WORK ORDER: Return each entry precisely as it appears below.

[Web page and app entries]
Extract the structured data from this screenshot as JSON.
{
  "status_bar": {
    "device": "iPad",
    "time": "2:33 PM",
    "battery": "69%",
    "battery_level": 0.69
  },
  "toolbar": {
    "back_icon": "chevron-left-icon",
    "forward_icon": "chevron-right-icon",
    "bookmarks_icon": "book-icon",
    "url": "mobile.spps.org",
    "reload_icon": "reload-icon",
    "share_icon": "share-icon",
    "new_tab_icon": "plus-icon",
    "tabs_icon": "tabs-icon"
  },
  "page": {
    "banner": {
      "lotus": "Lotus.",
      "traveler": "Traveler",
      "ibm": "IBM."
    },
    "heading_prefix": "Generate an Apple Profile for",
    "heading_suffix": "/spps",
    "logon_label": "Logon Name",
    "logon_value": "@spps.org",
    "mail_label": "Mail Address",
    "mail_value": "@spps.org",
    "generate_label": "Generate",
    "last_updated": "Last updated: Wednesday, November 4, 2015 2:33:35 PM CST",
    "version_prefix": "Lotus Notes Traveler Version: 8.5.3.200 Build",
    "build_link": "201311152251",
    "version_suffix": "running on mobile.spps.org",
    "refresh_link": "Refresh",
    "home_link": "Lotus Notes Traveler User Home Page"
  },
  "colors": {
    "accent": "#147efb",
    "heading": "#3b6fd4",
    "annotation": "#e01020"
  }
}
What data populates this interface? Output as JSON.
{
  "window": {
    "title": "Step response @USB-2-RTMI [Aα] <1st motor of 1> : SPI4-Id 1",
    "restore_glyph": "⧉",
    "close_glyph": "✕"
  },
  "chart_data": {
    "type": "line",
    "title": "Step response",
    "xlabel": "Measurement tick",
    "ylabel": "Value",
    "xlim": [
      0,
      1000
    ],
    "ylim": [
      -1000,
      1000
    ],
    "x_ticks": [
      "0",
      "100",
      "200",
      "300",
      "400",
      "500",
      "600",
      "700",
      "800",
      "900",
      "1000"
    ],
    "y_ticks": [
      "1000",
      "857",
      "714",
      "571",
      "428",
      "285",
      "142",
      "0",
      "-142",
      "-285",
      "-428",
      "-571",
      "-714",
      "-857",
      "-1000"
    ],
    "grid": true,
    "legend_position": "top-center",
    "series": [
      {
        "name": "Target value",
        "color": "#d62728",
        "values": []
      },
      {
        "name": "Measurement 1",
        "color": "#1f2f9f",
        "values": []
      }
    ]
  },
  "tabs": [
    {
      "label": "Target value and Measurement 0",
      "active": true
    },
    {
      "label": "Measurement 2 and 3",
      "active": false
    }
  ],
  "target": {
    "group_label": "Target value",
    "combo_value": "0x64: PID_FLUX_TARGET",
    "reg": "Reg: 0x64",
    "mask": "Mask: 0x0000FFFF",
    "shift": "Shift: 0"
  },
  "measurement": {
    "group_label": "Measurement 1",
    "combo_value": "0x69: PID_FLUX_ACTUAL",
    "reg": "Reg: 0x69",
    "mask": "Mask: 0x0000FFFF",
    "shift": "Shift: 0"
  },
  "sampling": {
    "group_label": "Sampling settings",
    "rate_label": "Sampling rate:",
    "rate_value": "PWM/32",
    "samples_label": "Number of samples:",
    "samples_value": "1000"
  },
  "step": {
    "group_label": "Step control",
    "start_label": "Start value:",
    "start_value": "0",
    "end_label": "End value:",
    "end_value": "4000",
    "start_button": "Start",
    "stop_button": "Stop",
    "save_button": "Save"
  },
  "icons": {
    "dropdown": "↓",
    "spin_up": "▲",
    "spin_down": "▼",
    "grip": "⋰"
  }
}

ANSWER FOR THIS EXERCISE:
Extract the structured data from this screenshot as JSON.
{
  "status_bar": {
    "device": "iPad",
    "time": "2:33 PM",
    "battery": "69%",
    "battery_level": 0.69
  },
  "toolbar": {
    "back_icon": "chevron-left-icon",
    "forward_icon": "chevron-right-icon",
    "bookmarks_icon": "book-icon",
    "url": "mobile.spps.org",
    "reload_icon": "reload-icon",
    "share_icon": "share-icon",
    "new_tab_icon": "plus-icon",
    "tabs_icon": "tabs-icon"
  },
  "page": {
    "banner": {
      "lotus": "Lotus.",
      "traveler": "Traveler",
      "ibm": "IBM."
    },
    "heading_prefix": "Generate an Apple Profile for",
    "heading_suffix": "/spps",
    "logon_label": "Logon Name",
    "logon_value": "@spps.org",
    "mail_label": "Mail Address",
    "mail_value": "@spps.org",
    "generate_label": "Generate",
    "last_updated": "Last updated: Wednesday, November 4, 2015 2:33:35 PM CST",
    "version_prefix": "Lotus Notes Traveler Version: 8.5.3.200 Build",
    "build_link": "201311152251",
    "version_suffix": "running on mobile.spps.org",
    "refresh_link": "Refresh",
    "home_link": "Lotus Notes Traveler User Home Page"
  },
  "colors": {
    "accent": "#147efb",
    "heading": "#3b6fd4",
    "annotation": "#e01020"
  }
}
What data populates this interface? Output as JSON.
{
  "window": {
    "title": "Step response @USB-2-RTMI [Aα] <1st motor of 1> : SPI4-Id 1",
    "restore_glyph": "⧉",
    "close_glyph": "✕"
  },
  "chart_data": {
    "type": "line",
    "title": "Step response",
    "xlabel": "Measurement tick",
    "ylabel": "Value",
    "xlim": [
      0,
      1000
    ],
    "ylim": [
      -1000,
      1000
    ],
    "x_ticks": [
      "0",
      "100",
      "200",
      "300",
      "400",
      "500",
      "600",
      "700",
      "800",
      "900",
      "1000"
    ],
    "y_ticks": [
      "1000",
      "857",
      "714",
      "571",
      "428",
      "285",
      "142",
      "0",
      "-142",
      "-285",
      "-428",
      "-571",
      "-714",
      "-857",
      "-1000"
    ],
    "grid": true,
    "legend_position": "top-center",
    "series": [
      {
        "name": "Target value",
        "color": "#d62728",
        "values": []
      },
      {
        "name": "Measurement 1",
        "color": "#1f2f9f",
        "values": []
      }
    ]
  },
  "tabs": [
    {
      "label": "Target value and Measurement 0",
      "active": true
    },
    {
      "label": "Measurement 2 and 3",
      "active": false
    }
  ],
  "target": {
    "group_label": "Target value",
    "combo_value": "0x64: PID_FLUX_TARGET",
    "reg": "Reg: 0x64",
    "mask": "Mask: 0x0000FFFF",
    "shift": "Shift: 0"
  },
  "measurement": {
    "group_label": "Measurement 1",
    "combo_value": "0x69: PID_FLUX_ACTUAL",
    "reg": "Reg: 0x69",
    "mask": "Mask: 0x0000FFFF",
    "shift": "Shift: 0"
  },
  "sampling": {
    "group_label": "Sampling settings",
    "rate_label": "Sampling rate:",
    "rate_value": "PWM/32",
    "samples_label": "Number of samples:",
    "samples_value": "1000"
  },
  "step": {
    "group_label": "Step control",
    "start_label": "Start value:",
    "start_value": "0",
    "end_label": "End value:",
    "end_value": "4000",
    "start_button": "Start",
    "stop_button": "Stop",
    "save_button": "Save"
  },
  "icons": {
    "dropdown": "↓",
    "spin_up": "▲",
    "spin_down": "▼",
    "grip": "⋰"
  }
}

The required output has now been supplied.